The children admitted on this establishment are not only nursed and educated, as already stated, but employed under proper regulations, and provided with all necessaries, until their dismission from the hospital. On their discharge, the general committee, at their discretion, may give them clothes, money, or necessaries, not exceeding the value of ten pounds. In the mean time, the corporation of the hospital may employ the children educated and maintained here, in any sort of labour or manufacture, or in the sea-service, and bind such children apprentices, or place them out as servants, or mariners, to any husbandman, master or captain of a ship, or other person, until the above-mentioned ages. The girls are distributed into three classes, under the care of three different mistresses, by whom they are taught needle-work and reading, to assist in the house-work, kitchen, and laundry.

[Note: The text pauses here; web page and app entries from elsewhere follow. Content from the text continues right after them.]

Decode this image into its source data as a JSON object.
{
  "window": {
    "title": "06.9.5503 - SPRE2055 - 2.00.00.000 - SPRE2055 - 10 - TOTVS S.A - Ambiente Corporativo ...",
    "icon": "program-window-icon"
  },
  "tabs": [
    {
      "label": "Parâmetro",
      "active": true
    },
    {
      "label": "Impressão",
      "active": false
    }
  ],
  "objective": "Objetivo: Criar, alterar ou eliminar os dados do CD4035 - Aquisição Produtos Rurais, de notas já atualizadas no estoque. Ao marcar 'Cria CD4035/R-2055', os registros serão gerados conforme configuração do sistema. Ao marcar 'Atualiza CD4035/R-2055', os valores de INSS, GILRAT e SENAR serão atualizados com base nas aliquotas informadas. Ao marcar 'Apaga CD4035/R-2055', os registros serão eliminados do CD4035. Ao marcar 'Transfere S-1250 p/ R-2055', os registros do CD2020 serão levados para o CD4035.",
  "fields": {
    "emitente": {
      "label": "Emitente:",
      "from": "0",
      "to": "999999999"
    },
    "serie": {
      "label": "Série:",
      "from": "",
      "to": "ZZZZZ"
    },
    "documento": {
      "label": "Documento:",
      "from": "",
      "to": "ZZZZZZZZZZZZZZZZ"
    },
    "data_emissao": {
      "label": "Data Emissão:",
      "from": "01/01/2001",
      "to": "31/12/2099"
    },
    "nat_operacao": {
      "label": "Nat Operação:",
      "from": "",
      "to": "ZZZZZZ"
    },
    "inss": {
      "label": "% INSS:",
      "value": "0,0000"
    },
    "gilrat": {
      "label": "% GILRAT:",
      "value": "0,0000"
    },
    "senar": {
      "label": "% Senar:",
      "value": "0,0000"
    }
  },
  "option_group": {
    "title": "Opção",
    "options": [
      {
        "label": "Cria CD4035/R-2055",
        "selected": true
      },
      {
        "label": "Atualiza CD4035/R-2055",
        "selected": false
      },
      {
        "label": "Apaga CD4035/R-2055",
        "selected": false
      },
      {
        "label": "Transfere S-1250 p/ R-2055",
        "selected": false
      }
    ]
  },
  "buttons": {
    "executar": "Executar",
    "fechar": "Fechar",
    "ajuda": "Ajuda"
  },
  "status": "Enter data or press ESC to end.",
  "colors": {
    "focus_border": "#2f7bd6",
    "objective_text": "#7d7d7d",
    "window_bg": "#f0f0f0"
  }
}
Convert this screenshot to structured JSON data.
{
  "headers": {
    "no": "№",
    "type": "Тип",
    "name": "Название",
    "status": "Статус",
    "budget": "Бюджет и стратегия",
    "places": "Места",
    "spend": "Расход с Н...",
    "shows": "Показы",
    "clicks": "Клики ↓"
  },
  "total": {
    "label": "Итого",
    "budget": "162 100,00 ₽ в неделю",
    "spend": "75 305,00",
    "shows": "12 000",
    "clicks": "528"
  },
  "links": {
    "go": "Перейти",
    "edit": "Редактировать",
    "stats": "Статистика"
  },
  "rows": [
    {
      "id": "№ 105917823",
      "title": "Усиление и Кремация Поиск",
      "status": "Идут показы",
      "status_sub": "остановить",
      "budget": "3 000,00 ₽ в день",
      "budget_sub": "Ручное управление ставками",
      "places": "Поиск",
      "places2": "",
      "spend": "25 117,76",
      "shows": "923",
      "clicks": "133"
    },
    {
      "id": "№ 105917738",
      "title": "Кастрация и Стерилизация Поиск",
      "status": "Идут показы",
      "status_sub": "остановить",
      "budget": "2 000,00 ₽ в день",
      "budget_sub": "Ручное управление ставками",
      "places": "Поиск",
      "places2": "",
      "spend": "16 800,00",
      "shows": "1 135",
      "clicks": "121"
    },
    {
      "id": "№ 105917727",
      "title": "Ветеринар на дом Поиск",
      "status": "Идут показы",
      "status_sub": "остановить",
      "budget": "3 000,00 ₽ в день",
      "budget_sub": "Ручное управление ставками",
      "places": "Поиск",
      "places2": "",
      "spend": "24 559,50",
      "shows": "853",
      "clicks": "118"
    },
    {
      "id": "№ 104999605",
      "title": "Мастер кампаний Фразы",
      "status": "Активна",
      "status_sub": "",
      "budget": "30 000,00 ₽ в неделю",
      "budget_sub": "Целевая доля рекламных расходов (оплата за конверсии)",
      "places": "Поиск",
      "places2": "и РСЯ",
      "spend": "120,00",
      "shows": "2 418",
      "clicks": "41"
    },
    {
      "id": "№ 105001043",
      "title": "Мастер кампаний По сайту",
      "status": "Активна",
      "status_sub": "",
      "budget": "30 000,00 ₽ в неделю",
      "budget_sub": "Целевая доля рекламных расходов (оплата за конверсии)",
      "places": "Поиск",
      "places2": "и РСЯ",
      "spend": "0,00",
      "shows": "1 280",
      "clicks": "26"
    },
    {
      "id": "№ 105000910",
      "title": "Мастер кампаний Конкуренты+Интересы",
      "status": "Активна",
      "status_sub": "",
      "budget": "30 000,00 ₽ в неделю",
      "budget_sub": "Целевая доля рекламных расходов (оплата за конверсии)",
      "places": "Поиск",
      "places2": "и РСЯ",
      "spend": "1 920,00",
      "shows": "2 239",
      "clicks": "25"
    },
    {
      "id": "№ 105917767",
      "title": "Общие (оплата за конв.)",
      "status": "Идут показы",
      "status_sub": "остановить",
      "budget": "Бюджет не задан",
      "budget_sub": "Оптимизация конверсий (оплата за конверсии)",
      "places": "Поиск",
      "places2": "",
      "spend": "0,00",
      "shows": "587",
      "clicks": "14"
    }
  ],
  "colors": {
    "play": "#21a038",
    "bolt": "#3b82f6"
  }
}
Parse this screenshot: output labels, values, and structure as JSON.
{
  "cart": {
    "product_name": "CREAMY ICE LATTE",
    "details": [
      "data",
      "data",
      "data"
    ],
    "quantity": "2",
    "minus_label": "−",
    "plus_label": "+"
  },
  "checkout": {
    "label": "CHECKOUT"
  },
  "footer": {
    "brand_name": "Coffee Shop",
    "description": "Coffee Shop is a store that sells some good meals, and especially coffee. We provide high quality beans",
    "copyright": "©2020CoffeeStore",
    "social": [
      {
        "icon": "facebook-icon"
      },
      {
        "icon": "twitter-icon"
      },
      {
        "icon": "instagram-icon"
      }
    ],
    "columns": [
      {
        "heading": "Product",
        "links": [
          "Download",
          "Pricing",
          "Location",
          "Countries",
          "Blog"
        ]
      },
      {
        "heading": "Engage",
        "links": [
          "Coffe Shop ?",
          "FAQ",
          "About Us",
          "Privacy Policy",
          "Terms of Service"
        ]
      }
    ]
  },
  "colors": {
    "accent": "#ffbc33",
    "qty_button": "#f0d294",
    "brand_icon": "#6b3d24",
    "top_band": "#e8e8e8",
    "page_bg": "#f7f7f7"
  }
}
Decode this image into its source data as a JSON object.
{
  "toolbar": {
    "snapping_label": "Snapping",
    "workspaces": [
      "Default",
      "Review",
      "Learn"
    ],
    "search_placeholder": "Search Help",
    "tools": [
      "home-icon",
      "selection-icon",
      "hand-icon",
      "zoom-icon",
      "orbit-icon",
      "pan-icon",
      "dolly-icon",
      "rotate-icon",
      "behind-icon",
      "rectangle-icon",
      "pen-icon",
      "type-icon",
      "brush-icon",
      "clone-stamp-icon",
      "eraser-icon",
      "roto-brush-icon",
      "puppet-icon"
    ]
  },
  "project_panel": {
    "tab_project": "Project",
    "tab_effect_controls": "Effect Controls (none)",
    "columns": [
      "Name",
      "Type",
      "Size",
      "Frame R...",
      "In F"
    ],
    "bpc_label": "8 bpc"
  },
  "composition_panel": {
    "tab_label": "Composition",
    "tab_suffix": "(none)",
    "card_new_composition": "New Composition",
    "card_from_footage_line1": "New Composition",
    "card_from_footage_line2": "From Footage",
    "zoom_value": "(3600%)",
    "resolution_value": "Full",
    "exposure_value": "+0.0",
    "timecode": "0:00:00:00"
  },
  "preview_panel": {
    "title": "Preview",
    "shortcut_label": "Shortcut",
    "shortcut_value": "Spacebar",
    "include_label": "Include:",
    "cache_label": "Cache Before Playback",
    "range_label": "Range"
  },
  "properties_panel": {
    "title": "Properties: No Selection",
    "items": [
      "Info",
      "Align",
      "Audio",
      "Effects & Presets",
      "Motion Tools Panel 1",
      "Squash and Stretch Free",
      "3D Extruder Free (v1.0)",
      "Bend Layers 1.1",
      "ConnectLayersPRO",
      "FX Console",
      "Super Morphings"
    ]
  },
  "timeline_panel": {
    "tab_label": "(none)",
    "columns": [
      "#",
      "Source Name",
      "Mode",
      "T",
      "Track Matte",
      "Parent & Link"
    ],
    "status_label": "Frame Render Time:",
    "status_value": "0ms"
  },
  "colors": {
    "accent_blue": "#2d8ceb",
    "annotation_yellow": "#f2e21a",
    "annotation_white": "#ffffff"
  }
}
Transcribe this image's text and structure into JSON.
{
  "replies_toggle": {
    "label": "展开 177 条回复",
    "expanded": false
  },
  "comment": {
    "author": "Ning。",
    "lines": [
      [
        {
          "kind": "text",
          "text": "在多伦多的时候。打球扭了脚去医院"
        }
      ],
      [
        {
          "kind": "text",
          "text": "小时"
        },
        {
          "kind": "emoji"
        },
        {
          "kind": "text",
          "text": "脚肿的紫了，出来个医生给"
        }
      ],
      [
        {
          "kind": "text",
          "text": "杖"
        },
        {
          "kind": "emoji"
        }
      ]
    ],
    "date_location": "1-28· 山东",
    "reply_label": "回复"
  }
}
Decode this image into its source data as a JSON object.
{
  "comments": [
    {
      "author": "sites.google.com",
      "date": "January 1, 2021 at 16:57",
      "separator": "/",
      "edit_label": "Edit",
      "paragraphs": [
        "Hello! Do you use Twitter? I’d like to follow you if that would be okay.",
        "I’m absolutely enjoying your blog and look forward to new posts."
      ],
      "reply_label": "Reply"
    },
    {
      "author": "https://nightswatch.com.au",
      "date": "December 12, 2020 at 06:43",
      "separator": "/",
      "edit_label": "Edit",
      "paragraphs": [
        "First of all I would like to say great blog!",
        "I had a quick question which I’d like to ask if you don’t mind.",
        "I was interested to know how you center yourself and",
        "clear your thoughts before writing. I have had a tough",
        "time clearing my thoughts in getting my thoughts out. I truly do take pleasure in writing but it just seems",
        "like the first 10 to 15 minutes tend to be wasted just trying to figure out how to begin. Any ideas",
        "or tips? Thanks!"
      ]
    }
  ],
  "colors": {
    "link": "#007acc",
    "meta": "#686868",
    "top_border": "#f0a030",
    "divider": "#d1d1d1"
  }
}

The boys are apprenticed at twelve or thirteen years of age, and the girls at fourteen, and they are disposed of with great attention on the part of the committee. The reports, as to their subsequent conduct, which is particularly inquired into, have been very favourable. By a report of Sir T. Barnard in 1798, it appears, that out of 252 apprentices, 166 were doing well; and of the remaining 86, 15 had turned out ill, partly in consequence of their own faults, and partly in consequence of the wrong conduct of their masters. The proportion of good servant and good apprentices far exceeds the proportion of the opposite character.

Patron, The King.—President, The Prince Regent.

The CHAPEL, which it will he seen so materially contributes to the revenue of the hospital, is spacious and elegant; and it is much resorted to, especially by the neighbouring families. There is always a sensible and an eloquent preacher; and the hymns, anthems, &c., are performed with scientific and vocal superiority. Mr. Pyne, an excellent performer of church music, recently added greatly to the celebrity of the chapel's performance of sacred music.

The altar-piece is by West, and is deemed his finest painting. There are numerous good paintings about the establishment. Mawkish writers on the subject of religious worship, have complained, that the ceremonies, as performed at this chapel, are too theatrical; but if it, be not wrong to do that well, which is worth performing at all, we apprehend that few persons attend divine service in the Foundling Hospital Chapel, without having their minds exhilarated, and their hearts expanded.

Source: Leigh's New Picture of London. Printed for Samuel Leigh, 18, Strand;
by W. Clowes, Northumberland Court. 1819